*Work order*
Look through the entries below and report how many lines hold the string "bold". Only the number is wanted.

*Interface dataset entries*
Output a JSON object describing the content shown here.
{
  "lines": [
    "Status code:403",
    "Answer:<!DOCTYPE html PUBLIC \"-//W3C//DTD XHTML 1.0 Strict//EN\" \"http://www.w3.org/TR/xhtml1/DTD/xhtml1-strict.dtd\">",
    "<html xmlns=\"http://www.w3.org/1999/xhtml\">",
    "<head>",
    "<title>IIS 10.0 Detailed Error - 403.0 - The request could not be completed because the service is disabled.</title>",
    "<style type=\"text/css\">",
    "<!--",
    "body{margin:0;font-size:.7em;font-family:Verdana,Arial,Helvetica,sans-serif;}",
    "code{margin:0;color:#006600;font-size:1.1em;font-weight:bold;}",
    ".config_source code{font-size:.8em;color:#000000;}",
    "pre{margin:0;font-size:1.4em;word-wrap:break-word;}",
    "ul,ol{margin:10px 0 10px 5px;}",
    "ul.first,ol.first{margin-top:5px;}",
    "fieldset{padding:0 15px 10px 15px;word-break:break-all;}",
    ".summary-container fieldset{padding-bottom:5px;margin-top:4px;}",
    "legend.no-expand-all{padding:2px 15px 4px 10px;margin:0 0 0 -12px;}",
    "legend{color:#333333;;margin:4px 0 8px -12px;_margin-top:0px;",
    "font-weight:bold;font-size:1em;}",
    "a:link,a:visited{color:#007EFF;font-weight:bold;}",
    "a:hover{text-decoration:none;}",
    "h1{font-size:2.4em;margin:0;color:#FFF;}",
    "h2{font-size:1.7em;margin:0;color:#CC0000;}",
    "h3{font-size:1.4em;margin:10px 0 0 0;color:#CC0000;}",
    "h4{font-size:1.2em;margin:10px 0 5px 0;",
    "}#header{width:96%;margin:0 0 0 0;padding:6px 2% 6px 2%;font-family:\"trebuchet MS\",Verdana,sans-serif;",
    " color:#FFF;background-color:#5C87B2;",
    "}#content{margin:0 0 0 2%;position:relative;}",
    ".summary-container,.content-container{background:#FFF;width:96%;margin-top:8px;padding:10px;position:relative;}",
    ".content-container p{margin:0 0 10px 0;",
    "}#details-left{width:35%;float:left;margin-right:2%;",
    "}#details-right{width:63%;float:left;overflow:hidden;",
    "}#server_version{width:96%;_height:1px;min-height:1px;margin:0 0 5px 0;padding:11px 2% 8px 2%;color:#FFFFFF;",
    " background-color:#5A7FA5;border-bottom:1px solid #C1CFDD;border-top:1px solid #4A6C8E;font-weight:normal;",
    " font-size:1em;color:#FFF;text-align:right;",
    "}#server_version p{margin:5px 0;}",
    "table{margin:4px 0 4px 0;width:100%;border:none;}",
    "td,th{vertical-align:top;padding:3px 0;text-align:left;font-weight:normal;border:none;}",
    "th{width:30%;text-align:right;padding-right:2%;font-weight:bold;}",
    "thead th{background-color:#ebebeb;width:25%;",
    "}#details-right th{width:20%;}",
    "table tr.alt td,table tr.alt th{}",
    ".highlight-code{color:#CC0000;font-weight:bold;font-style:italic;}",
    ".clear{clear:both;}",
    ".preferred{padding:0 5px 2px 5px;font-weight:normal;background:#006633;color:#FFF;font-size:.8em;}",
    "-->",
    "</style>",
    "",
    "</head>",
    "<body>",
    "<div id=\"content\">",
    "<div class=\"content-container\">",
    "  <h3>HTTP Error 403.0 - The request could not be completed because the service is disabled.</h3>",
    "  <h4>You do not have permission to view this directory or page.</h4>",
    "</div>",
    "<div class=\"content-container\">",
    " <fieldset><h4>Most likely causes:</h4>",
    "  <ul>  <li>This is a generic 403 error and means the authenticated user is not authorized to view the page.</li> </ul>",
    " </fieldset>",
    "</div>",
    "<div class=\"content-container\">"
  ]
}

*Task response*
5